What is an oil-fired Aga and how does it work. And why is it sooting up?
If you are reading this article then I will presume your oil-fired Aga has been repeatedly sooting up. We will get into the main reasons why your Aga might be sooting up. But first.
What is an oil-fired Aga?
An Aga is a traditional heat storage cooker, heated by a single vaporising oil burner. The Aga is designed to be on and up to temperature at all times.
How does an Oil fired Aga work?
The burner in an oil Aga is a 6-inch pot burner with a well in the middle. The well in the middle feeds into an inner and outer Channel and there are four perforated steel shells. There is a plug or a lid for the centre well and then there is a lid that fits the top of the shells. In the channels there sits the Wicks. The wicks are there to absorb the oil so when you first light the Aga its just the oil-soaked wicks that are burning. Once the burner reaches 400*C the oil entering the burner will start to vaporise and it is these vapours that burn.
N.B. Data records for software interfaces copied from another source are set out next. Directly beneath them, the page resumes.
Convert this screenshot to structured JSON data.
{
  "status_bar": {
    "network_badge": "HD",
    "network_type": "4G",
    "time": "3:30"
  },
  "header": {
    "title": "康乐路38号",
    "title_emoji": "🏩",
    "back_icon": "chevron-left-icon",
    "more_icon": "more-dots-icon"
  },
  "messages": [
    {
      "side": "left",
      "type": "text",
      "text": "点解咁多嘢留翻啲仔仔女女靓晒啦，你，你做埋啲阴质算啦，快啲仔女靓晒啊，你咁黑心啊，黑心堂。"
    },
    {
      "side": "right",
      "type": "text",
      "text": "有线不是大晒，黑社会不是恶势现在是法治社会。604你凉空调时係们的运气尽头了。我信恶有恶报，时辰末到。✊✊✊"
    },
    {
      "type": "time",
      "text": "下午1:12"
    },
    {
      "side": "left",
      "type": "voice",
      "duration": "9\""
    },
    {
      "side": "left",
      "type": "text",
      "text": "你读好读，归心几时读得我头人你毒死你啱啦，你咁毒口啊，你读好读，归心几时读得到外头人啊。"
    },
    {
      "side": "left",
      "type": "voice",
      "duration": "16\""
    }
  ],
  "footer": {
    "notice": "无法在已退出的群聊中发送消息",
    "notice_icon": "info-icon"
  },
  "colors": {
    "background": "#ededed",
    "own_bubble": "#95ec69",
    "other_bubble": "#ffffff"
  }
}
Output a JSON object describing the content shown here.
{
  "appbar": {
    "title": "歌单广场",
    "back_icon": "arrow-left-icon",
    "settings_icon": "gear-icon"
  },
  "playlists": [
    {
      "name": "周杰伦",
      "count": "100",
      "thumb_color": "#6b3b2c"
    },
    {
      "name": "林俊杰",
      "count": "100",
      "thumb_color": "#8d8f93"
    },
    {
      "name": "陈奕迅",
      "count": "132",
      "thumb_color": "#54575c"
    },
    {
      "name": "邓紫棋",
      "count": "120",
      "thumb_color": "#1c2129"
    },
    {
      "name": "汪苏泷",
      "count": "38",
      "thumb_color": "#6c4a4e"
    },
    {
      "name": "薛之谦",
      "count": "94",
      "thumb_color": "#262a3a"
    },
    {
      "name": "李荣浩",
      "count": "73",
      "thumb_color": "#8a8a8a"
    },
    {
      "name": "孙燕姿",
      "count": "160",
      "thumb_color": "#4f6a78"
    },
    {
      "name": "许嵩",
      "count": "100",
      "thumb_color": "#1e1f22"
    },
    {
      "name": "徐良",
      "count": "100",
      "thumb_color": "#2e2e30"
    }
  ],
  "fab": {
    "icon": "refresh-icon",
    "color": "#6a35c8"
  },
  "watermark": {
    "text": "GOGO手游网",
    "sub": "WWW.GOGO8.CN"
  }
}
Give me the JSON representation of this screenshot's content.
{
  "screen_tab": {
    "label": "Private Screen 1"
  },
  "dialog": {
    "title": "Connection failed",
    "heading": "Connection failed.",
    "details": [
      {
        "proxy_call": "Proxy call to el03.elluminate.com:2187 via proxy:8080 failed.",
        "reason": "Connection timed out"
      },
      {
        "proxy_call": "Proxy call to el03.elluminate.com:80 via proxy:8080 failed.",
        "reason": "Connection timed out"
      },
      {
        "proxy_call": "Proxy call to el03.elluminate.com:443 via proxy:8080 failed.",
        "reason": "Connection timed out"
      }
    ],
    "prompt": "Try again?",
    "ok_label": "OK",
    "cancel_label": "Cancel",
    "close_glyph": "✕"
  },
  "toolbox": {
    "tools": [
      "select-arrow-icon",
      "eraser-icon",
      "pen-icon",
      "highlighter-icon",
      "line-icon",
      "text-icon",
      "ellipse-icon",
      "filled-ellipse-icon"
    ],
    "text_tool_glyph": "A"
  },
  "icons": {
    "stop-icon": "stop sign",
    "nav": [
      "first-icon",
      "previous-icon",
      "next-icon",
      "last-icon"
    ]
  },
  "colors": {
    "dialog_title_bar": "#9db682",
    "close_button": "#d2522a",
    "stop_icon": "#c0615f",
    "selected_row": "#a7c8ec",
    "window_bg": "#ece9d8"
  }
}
The Aga has two settings. High fire and low fire. These are set to the manufacturer’s instructions. And are measured in cubic centilitres per minute.
When everything is set up as it should be. The high fire should give you a nice clean blue cone visible above the lid of the shells. The low fire should be glowing incandescently and burning around 2/3 of the way up the shells.
Why is my oil Aga sooting up?
OK so lets now take a look at the main reasons why your Aga is sooting up.
The first cause of sooting with your oil Aga is due to the wind or chimney downdraught.
When the wind is blowing in a certain direction across the terminal of your chimney or flue. It can have the same effect as putting a cap on the chimney pot. Meaning the products of combustion are unable to escape and back up in the chimney, causing incomplete combustion. In turn, causing your aga to soot up.
Another reason your Aga will soot up is if it hasn’t been set up correctly.
An oil-fired Aga can be a delicate beast but once tamed should be as reliable as clockwork. If we take on a new oil Aga that has a history of being problematic, then we will only advise that we recommission the Aga. This means that we set it up as if it were a brand new install.
We do this by making sure the burner is clear of carbon and is
level in the combustion chamber. Then we check the oil control valve is operating correctly with a good flow of oil into the valve. Once this has been established we make sure the oil depth is set to 6mm in the burner. Then the high and low fire flow rates are set. The Aga is then lit and allowed to reach the point it begins to vaporise. We then tweak the high and low fire by eye to give us the perfect flame picture. The last thing to check is that the electric head (square box onto of the control valve) is operating correctly.
If you are experiencing problems with your oil Aga and would like expert help or advice. Then why not call our Aga specialists on 01484941003 or send us an email